It’s important to remember that a partial postback is just that: A postback.

The UpdatePanel’s way of abstracting AJAX functionality behind standard WebForm methodology provides us with flexibility and familiarity. However, this also means that using an UpdatePanel requires careful attention to the ASP.NET Page Life Cycle.

In this post, I’d like to point out a few of the problems I’ve seen developers running into and what you can keep in mind to avoid them:

  • Page events still fire during partial postbacks.
  • UpdatePanel events fire, even when not updating.
  • Control event handlers fire after Load events.


Page events still fire during partial postbacks

One of the most common things that new ASP.NET AJAX developers overlook is that all of the Page’s life cycle events (Page_Load, Page_PreRender, etc) do execute during every partial postback. During a partial postback, the Page’s control tree is fully reinstantiated and every single control runs through its life cycle events. If that’s not taken into account, it’s very easy to run into mysterious difficulties.

Page.IsPostBack is true during partial postbacks, making it easy to avoid this pitfall. However, it’s a problem that surfaces at least daily on the ASP.NET forums, so it bears mentioning.

Additionally, ScriptManager.IsInAsyncPostBack is true during partial postbacks only. This property can be used to further distinguish what type of request is being processed.

UpdatePanel events fire on each and every request

Using the UpdatePanel’s life cycle events (Init, Load, PreRender, and Unload) can be a great way to partition your code and enables you to use __doPostBack() to trigger the UpdatePanel from JavaScript. However, it is crucial to understand that these events will execute on every page load, postback, and partial postback.

Even if you’re using UpdatePanels with conditional UpdateModes and some of those UpdatePanels aren’t being visibly updated in a given partial postback, all of them will be recreated on the server and execute any life cycle event handlers you’ve wired up for them.

Typically, this means that should wrap your code in an !IsPostBack or !IsInAsyncPostBack conditional if you don’t want it to execute on every request. However, one slightly more tricky situation is when you want to execute code only if a particular UpdatePanel is targeted for a refresh. To accomplish that, you can check the __EVENTTARGET:

Control events are raised after Load events

One of my readers recently ran into what is probably the second most common page life cycle problem I’ve seen.

Basically, he had an UpdatePanel and Button interacting with each other to create a simple poll. The UpdatePanel’s Load event rendered poll results from a database table, while Button_Click let users submit their poll votes to the database.

Can you see the problem?

If you read the subheading above, it’s probably obvious. Button_Click was running after UpdatePanel_Load, giving his users the impression that their votes were not being counted since the display didn’t change when they voted.

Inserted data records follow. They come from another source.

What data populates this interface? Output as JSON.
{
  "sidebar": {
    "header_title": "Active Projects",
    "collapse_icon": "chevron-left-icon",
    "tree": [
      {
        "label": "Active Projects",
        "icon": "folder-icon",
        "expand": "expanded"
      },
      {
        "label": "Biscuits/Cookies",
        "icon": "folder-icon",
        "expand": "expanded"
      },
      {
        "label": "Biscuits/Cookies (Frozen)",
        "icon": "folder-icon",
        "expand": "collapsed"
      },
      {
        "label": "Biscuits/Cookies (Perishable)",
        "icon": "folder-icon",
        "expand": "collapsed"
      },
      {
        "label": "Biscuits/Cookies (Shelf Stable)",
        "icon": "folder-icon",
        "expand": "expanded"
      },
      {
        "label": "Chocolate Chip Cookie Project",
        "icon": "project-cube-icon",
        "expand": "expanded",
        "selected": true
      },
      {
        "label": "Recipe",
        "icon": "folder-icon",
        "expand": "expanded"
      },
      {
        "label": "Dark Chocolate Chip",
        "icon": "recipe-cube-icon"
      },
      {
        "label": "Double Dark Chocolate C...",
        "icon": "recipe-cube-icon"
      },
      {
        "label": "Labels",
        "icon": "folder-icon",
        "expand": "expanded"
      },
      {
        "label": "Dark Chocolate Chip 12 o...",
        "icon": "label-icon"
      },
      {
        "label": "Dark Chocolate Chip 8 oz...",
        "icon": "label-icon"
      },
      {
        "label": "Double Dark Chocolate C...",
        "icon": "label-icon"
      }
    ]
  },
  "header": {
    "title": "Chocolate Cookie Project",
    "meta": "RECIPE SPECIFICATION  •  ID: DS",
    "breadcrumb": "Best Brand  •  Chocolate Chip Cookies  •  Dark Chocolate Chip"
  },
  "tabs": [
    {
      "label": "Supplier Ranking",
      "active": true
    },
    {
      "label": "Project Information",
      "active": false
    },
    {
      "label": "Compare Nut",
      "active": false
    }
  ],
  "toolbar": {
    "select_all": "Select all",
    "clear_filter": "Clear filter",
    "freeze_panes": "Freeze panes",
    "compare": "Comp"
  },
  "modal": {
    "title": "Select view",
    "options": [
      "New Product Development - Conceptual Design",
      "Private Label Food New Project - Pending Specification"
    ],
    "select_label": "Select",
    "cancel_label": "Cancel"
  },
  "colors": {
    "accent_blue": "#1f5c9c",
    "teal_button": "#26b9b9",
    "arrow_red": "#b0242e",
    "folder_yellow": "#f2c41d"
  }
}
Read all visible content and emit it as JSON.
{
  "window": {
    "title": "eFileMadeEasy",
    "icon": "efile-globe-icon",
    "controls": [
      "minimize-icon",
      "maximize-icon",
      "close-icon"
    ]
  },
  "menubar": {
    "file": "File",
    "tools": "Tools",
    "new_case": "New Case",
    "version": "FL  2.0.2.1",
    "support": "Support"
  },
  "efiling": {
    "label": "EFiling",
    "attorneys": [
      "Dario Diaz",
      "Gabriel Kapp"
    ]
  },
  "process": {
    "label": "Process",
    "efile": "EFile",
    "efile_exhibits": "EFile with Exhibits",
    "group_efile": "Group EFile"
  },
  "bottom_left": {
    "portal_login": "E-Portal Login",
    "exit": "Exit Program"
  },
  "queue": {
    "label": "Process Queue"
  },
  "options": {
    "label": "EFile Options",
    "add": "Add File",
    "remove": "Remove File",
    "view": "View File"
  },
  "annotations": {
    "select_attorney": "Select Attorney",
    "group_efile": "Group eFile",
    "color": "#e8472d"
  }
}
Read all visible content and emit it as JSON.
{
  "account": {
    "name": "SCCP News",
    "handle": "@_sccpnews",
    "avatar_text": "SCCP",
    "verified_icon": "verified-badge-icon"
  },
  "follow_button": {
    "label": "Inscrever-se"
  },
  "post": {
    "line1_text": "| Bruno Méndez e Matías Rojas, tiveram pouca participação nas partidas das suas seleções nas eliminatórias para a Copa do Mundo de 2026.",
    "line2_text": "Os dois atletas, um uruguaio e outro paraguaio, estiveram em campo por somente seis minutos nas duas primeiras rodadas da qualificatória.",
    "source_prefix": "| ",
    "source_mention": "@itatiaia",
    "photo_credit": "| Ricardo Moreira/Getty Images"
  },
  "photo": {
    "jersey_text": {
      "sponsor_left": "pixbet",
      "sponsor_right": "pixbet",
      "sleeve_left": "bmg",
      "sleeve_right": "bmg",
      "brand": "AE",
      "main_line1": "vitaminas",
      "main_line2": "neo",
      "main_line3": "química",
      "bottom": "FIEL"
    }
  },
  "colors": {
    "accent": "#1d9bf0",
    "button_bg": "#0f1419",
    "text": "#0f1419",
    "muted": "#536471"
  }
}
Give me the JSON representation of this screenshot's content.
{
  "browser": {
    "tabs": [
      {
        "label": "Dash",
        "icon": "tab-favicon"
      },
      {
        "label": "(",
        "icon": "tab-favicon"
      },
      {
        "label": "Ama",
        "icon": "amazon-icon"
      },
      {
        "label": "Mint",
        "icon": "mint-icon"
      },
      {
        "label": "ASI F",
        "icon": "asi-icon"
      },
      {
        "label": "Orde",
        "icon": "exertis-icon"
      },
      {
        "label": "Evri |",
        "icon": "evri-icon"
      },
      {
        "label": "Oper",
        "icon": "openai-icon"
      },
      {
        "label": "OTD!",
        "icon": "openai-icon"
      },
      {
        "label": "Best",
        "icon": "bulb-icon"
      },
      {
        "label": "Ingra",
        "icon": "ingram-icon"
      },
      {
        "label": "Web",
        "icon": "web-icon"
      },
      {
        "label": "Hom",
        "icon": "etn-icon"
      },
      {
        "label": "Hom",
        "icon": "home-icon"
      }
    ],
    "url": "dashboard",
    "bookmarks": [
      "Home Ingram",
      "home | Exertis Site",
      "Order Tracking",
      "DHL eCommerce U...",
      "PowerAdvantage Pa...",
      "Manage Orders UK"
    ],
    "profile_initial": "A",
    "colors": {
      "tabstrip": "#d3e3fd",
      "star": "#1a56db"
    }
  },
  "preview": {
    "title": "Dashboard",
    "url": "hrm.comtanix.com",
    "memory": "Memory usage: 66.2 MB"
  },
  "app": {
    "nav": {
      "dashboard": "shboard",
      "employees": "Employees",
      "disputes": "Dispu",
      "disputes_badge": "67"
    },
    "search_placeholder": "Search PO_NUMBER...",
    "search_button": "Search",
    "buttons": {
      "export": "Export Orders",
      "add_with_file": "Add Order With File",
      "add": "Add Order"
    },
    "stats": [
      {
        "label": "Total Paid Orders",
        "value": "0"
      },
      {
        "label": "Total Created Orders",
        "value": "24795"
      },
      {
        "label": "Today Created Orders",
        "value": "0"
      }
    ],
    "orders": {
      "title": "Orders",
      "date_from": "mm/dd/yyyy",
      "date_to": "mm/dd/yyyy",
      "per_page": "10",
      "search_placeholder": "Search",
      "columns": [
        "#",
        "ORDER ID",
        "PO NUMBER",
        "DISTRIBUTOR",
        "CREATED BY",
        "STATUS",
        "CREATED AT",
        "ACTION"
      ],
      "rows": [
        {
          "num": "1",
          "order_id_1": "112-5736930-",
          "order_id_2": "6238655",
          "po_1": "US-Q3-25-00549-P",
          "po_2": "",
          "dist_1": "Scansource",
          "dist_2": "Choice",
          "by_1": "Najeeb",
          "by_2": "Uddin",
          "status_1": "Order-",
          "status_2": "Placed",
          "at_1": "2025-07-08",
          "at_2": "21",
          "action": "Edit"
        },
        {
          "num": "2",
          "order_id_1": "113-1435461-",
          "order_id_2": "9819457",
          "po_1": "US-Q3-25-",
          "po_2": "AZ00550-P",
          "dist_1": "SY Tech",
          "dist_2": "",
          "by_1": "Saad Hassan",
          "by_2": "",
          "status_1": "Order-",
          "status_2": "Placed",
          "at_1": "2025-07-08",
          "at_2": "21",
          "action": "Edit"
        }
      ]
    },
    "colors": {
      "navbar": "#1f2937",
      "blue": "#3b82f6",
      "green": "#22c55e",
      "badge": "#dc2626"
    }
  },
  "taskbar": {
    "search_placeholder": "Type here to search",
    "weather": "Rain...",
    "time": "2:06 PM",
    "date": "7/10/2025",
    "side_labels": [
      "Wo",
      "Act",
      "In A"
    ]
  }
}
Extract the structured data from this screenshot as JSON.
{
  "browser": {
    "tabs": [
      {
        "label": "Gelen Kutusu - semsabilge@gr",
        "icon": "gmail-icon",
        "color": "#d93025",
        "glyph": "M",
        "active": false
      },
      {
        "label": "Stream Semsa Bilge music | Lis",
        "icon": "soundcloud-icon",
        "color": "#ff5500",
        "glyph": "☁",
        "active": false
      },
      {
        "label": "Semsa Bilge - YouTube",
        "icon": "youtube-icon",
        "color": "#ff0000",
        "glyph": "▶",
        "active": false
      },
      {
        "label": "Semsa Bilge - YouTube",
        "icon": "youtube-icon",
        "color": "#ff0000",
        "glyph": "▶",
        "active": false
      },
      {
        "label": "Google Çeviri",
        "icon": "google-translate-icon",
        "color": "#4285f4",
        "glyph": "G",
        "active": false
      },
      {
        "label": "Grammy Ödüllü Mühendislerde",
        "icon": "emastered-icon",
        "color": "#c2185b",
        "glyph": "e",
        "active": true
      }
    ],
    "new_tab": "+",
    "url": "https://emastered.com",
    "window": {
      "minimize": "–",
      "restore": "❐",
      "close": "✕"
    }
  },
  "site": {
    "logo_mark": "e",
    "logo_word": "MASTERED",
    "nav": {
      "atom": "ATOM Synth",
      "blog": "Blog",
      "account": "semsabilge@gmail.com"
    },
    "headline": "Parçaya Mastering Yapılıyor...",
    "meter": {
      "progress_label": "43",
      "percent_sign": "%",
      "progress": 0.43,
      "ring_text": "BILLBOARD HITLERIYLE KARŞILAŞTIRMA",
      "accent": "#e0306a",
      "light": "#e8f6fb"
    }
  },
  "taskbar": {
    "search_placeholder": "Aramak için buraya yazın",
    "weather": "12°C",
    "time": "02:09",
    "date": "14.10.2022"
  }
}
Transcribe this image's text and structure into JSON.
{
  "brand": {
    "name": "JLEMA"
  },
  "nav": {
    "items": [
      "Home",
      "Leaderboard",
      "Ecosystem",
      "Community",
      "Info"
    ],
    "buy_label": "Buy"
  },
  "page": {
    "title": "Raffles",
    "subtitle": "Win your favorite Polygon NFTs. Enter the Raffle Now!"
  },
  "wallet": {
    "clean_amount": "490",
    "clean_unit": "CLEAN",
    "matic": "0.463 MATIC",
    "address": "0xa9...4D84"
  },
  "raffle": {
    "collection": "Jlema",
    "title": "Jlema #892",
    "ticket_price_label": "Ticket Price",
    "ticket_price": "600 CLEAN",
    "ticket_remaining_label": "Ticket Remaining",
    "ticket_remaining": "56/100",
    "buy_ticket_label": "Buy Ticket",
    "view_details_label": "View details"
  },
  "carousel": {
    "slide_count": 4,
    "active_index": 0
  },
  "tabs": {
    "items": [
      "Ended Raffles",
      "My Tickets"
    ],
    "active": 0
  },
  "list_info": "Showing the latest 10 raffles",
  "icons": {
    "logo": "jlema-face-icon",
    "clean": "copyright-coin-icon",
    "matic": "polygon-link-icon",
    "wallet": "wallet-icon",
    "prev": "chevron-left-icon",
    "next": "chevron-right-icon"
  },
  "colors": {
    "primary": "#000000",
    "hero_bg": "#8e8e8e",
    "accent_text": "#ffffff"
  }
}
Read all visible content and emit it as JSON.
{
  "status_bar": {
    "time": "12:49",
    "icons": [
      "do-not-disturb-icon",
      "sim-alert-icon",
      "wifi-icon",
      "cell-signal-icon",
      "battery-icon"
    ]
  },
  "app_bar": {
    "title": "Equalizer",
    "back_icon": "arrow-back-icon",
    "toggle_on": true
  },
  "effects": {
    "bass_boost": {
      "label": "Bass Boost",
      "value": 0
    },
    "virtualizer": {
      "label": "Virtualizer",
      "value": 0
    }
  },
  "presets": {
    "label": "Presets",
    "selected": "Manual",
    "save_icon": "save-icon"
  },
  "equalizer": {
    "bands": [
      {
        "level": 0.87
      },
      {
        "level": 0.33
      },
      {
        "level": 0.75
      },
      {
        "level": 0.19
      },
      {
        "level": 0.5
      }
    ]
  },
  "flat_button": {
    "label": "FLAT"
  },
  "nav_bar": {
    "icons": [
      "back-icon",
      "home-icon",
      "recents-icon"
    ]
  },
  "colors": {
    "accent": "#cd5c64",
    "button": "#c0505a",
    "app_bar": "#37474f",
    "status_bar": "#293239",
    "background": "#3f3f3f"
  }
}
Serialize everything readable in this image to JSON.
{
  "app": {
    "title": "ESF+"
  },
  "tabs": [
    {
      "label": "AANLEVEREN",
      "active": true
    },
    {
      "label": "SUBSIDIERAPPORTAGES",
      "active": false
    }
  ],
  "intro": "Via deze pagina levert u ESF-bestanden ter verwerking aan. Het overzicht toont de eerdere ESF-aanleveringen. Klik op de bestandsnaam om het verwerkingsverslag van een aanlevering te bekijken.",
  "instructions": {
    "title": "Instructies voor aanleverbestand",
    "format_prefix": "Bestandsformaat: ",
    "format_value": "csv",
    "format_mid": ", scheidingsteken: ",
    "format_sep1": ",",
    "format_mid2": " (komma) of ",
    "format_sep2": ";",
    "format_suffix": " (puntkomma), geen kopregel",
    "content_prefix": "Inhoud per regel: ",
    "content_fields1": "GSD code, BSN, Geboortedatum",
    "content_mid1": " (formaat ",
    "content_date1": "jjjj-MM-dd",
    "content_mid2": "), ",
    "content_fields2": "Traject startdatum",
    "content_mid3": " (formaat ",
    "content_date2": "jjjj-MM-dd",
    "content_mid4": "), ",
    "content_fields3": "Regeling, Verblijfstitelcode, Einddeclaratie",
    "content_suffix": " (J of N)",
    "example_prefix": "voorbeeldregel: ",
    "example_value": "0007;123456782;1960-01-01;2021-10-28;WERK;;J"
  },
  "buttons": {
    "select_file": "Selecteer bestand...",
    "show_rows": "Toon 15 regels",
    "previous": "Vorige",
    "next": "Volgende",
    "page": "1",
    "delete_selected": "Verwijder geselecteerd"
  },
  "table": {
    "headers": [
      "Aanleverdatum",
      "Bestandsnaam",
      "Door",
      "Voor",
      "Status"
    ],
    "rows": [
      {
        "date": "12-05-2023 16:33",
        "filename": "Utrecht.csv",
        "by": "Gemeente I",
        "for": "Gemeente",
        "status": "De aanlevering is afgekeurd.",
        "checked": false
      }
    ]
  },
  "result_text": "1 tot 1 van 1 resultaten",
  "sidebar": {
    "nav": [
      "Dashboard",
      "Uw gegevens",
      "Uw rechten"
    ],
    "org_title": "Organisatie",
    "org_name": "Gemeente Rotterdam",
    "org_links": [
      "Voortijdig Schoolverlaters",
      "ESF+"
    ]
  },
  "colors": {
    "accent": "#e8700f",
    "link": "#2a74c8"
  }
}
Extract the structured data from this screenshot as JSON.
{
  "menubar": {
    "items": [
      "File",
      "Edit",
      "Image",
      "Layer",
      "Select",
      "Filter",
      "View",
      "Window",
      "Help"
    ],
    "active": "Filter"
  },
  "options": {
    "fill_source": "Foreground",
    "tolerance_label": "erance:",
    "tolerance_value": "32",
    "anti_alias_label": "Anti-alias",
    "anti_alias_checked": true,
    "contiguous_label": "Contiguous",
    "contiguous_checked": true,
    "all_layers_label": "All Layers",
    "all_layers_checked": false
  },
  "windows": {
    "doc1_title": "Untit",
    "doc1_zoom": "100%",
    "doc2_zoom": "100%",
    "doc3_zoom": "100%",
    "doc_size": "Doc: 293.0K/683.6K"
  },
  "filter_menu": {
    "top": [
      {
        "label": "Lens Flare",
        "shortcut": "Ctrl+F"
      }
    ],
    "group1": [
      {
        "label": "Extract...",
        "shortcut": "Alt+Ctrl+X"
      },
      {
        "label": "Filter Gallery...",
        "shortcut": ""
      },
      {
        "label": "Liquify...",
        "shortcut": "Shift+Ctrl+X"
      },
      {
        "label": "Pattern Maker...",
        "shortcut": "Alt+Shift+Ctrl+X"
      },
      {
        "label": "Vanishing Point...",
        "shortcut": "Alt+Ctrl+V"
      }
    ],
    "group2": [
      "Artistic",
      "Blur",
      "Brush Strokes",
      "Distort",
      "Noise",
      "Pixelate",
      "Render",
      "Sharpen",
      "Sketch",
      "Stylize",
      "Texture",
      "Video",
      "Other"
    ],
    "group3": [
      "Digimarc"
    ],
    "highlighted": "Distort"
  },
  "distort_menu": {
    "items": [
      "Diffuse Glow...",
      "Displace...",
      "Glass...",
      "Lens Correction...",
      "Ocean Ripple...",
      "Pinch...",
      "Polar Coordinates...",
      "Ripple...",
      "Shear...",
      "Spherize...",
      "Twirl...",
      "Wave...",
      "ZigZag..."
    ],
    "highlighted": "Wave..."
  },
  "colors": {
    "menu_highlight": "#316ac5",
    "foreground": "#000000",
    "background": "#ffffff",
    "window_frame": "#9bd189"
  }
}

The fix? Instead of rendering the poll in UpdatePanel_Load, he needed to render it in the PreRender event instead, because UpdatePanel_PreRender fires after Button_Click.

It sounds simple when spelled out, but it’s a mistake we’ve probably all made at one time or another. The extra layer of complexity that AJAX brings to the table only makes it easier to accidentally forget about subtle page life cycle issues.

Summary

  • Page_Load executes during every partial postback, same as regular postbacks.
  • Use IsPostBack and IsInAsyncPostBack to avoid accidental execution of Page_Load code during partial postbacks.
  • In conjunction with __doPostBack, __EVENTTARGET may be used to limit UpdatePanel life cycle event execution to only the targeted panel.
  • Control events, such as Click and SelectedIndexChanged, fire after Load events.
  • By using PreRender instead of Load, you can allow control events to be handled before your code executes.

In conclusion, it is not possible to overstate how important it is for you to understand the ASP.NET page life cycle if you intend to develop ASP.NET AJAX pages. I guarantee you that an hour spent deeply familiarizing yourself with it today will save you orders of magnitude more time in the future.

Have I missed page life cycle issues that you’ve run into when working with ASP.NET AJAX? Leave a comment with the problems that you’ve run into, so that we can learn from your experience.